The brilliant philosophical writer (and my old friend) Anthony
Gottlieb has been ruminating on whether science should be
sceptical about itself.

There is no full-blown logical
paradox here. If a claim is ambitious, people should indeed tread
warily around it, even if it comes from scientists; it does not
follow that they should be sceptical of the scientific method
itself. But there is an awkward public-relations challenge for any
champion of hard-nosed science. When scientists confront the
deniers of evolution, or the devotees of homeopathic medicine, or
people who believe that childhood vaccinations cause autism-all of
whom are as demonstrably mistaken as anyone can be-they
understandably fight shy of revealing just how riddled with error
and misleading information the everyday business of science
actually is. When you paint yourself as a defender of the truth, it
helps to keep quiet about how often you are
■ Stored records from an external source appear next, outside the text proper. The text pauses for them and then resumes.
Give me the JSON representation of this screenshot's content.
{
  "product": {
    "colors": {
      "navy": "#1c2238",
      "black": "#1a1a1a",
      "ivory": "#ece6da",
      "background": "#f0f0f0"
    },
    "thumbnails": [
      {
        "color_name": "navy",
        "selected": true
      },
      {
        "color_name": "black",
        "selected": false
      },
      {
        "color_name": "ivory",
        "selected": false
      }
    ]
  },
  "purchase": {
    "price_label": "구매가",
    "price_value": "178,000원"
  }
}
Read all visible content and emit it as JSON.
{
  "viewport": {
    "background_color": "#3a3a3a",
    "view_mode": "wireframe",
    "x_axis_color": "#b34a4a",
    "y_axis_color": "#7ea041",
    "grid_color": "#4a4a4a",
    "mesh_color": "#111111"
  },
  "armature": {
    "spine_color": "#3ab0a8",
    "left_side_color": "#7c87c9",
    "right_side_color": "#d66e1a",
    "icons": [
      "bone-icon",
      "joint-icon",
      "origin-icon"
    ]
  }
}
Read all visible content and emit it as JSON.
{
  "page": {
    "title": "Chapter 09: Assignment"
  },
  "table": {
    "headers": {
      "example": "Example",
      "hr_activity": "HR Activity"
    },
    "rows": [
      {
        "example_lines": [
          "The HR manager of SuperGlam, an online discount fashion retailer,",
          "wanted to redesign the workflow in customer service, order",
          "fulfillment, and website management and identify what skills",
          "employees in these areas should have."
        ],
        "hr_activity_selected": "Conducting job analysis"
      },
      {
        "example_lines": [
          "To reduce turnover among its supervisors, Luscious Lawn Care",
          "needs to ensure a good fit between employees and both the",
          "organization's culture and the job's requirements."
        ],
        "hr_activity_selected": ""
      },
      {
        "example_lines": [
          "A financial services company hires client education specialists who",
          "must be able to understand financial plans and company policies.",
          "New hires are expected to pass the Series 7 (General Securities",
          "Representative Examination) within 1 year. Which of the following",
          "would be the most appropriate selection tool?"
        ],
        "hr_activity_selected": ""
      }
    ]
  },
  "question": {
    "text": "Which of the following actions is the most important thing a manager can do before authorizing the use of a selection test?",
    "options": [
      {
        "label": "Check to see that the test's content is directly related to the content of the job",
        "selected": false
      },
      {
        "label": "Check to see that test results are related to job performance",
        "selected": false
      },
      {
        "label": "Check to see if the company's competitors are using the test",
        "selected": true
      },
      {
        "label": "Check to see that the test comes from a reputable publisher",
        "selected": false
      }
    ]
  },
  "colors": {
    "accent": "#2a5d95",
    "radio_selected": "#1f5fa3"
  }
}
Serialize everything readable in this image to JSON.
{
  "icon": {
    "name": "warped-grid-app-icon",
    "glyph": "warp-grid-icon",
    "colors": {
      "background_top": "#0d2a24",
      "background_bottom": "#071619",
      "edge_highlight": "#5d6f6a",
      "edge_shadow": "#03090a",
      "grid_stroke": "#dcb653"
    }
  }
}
Very true. On scientific questions where I am orthodox (eg,
alternative medicine, evolution), I notice that the heretics use
precisely the same sorts of arguments as I do in those fields where
I am a sceptic (eg, climate projections, crop circles). There seems
to be no easy answer to the problem: when should you go for a


By Matt Ridley | Tagged:  rational-optimist